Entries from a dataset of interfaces
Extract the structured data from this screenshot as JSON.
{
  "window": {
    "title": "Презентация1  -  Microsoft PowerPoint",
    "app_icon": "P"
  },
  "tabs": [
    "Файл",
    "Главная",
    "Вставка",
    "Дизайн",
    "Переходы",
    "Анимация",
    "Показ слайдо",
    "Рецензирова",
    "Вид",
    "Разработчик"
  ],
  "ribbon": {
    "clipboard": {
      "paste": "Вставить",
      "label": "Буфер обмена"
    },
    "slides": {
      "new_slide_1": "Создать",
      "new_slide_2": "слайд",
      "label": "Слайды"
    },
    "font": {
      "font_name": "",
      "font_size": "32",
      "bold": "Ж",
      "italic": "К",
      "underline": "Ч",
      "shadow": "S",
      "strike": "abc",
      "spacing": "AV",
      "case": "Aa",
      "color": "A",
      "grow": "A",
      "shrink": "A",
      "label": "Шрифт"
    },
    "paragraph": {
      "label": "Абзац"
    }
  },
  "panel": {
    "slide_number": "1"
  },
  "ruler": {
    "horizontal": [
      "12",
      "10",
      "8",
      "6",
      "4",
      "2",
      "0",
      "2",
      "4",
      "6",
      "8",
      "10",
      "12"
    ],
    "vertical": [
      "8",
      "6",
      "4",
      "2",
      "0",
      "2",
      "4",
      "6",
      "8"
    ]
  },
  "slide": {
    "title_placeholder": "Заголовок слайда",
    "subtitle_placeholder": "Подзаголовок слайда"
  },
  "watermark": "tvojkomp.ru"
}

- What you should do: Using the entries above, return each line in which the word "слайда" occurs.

- Finished exercise:
    "title_placeholder": "Заголовок слайда",
    "subtitle_placeholder": "Подзаголовок слайда"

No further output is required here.